Gerson: GOP leaders' sad surrender to Trump
WASHINGTON – For those of us with a certain political bent and background, this is the most depressing moment of all. The best of the GOP — Marco Rubio and Paul Ryan, the intellectually serious reformicons who have called attention to issues of poverty and the need for Republican outreach — are bending their knee to the worst nominee in their party's history. Ryan drags himself slowly. Rubio eventually went with a quick Band-Aid pull. But the largest political choice each man has made this year will be one of the worst mistakes of their careers.
How do I know this? It doesn't require fortune-telling. The same week that Rubio offered to speak on Trump's behalf at the Republican convention, the presumptive nominee declared the 1993 suicide of Vince Foster to be "very fishy," especially given Foster's "intimate knowledge of what was going on" with the Clintons. And Trump attacked the Republican governor of New Mexico, Susana Martinez, for allowing Syrian refugees to be "relocated in large numbers" to her state. "If I was governor," he said, "that wouldn't be happening."
This is Trump on his best behavior, trying (once again) to act "presidential." A previous column I wrote — examining Trump's penchant for conspiracy thinking on issues from vaccination to the death of Antonin Scalia — appeared on the same day that Trump implicated Hillary Clinton in Foster's death. One challenge of detailing Trump's lunacy is the need for hourly updates. His allegation in the Foster case involved the exploitation of a personal tragedy, amounting to the mockery of a family's loss. It revealed a wide streak of cruelty.
The attack on Martinez demonstrated another less-than-desirable leadership quality. Trump's charge against her had nothing to do with refugee policy. During her time as governor, just 10 Syrian refugees have been relocated to New Mexico. Trump was attempting to punish Martinez because she has been noncommittal about endorsing him. In making judgments about people, Trump's primary measure is not ideological or even political. He likes people who support him and disdains people who don't. So Martinez and liberal Sen. Elizabeth Warren are lumped in the same category of lese-majeste. It doesn't matter that Martinez is known as an effective Republican governor. Trump demands the unity of adulation. He is incapable of magnanimity.

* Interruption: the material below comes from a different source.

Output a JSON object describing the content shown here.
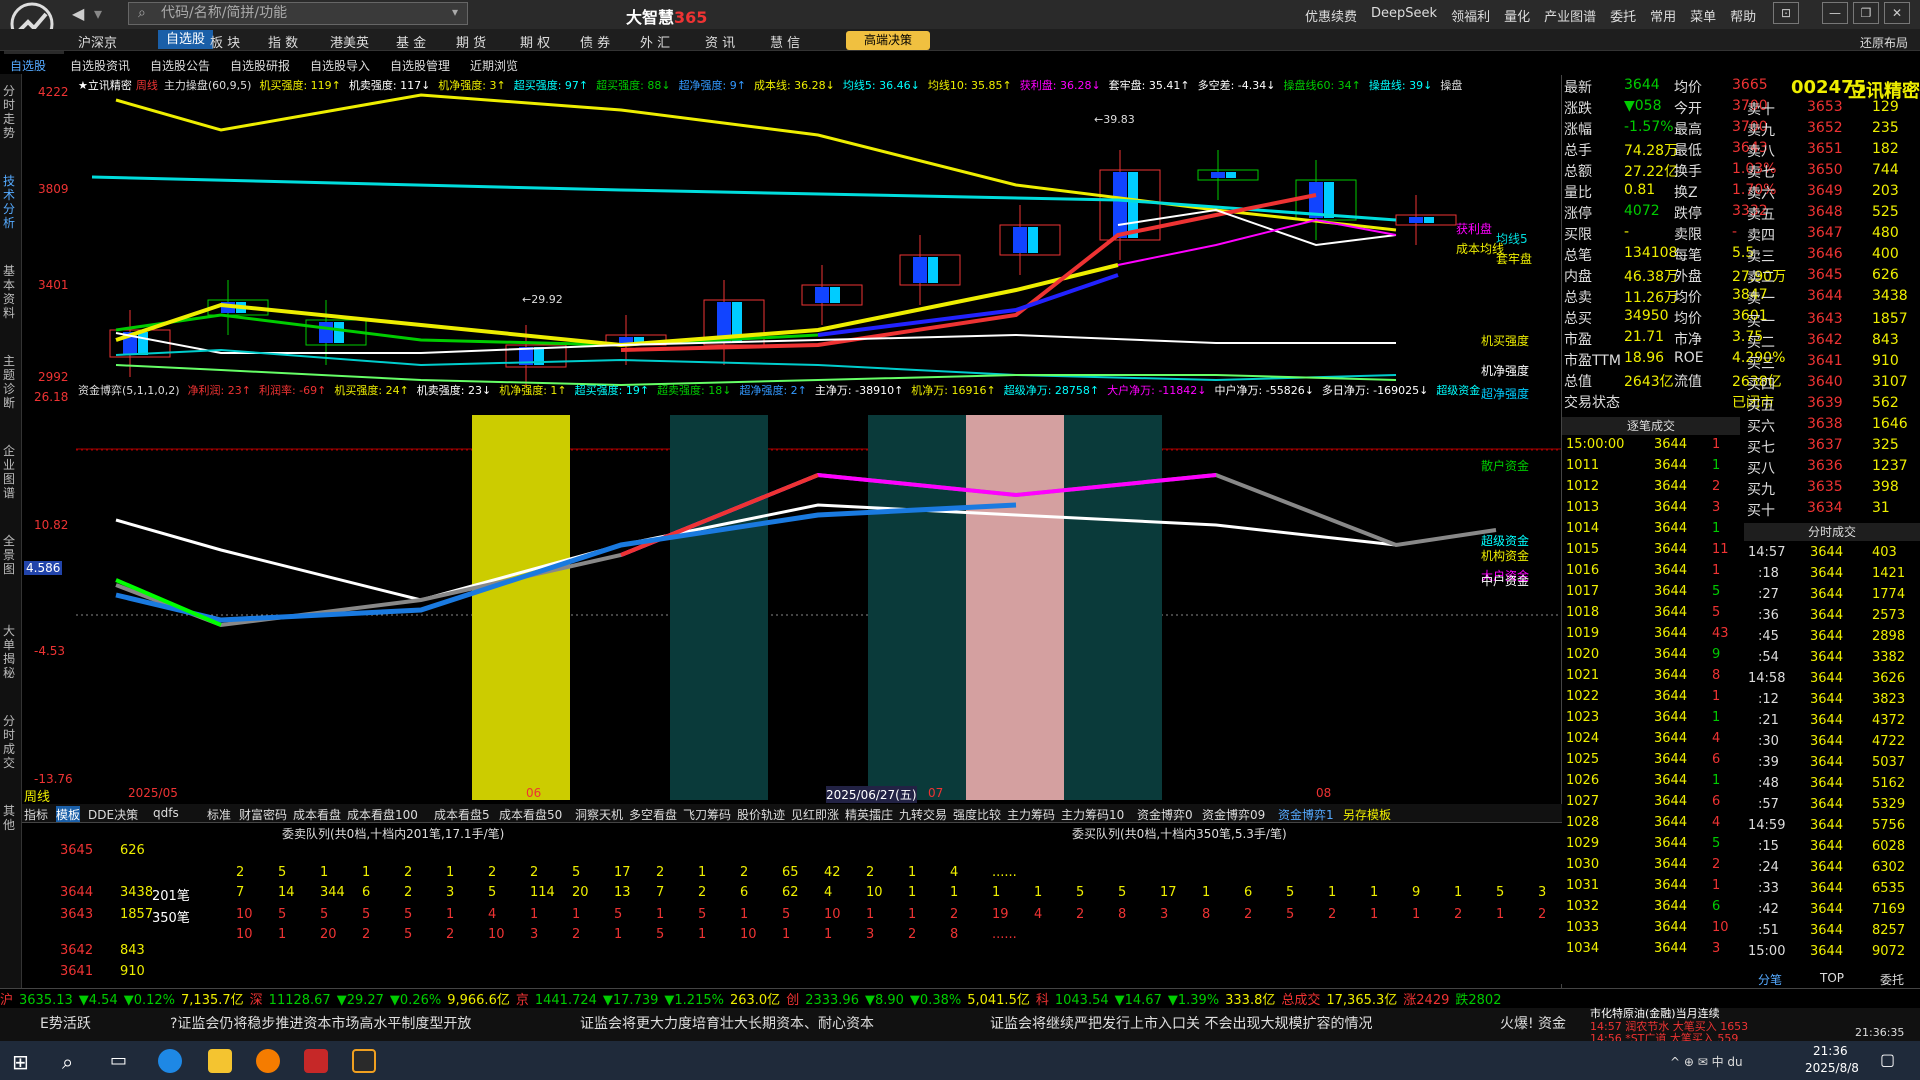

And this meanness of spirit is also applied to some of the most vulnerable people in the world. Trump's mention of refugees was a subterfuge, but still a damaging one. To score his political point, Trump chose to heap disdain on a few people — vetted for years before arrival — who seek the protection of America after a terrible ordeal. Can you imagine, say, Ronald Reagan attacking women and children fleeing violence and oppression? They would more likely be used as an inspiring speech illustration. For Trump, the bully, a trickle of refugees is another chance to kick the weak.
Republicans are testing out a theory. "What Trump is doing," argues Peter Wehner of the Ethics and Public Policy Center, "is exactly what Rush Limbaugh and others have been begging Republican presidential candidates to do — to run a brutal, scorched-earth, anything-goes campaign. They now have their man." So, is the nation longing for more invective, more viciousness, more accusations of scandal and conspiracy? A strong plurality of voters in Republican primaries seemed to agree. We will now see how the national electorate responds. As a starting move, Trump has accused Bill Clinton of rape and intimated that the Clintons are guilty of murder. It is hard to imagine going lower from here, but Trump will surely manage.
Some Republicans keep expecting Trump to finally remove the mask of misogyny, prejudice and cruelty and act in a more presidential manner. But it is not a mask. It is his true face. Good Republican leaders making the decision to support Trump will end up either humiliated by the association, or betrayed and attacked for criticizing the great leader. Trump leaves no other options.
Here is the problem in sum: Republicans have not been given the option of choosing the lesser of two evils. The GOP has selected someone who is unfit to be president, lacking the temperament, stability, judgment and compassion to occupy the office. This is a terrible error, which has probably cost conservatives a majority on the Supreme Court. But the mistake was made by Republican primary voters in choosing Trump — not by those who can't, in good conscience, support him.
Michael Gerson is a columnist for The Washington Post.